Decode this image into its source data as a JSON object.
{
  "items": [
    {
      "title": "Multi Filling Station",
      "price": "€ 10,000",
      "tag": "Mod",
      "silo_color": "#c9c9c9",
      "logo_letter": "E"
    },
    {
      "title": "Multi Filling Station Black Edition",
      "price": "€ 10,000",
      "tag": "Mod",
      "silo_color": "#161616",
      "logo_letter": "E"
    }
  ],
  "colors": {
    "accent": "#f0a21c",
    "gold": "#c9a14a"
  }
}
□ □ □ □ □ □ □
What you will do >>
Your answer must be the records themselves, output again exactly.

Result for this exercise >>
Decode this image into its source data as a JSON object.
{
  "items": [
    {
      "title": "Multi Filling Station",
      "price": "€ 10,000",
      "tag": "Mod",
      "silo_color": "#c9c9c9",
      "logo_letter": "E"
    },
    {
      "title": "Multi Filling Station Black Edition",
      "price": "€ 10,000",
      "tag": "Mod",
      "silo_color": "#161616",
      "logo_letter": "E"
    }
  ],
  "colors": {
    "accent": "#f0a21c",
    "gold": "#c9a14a"
  }
}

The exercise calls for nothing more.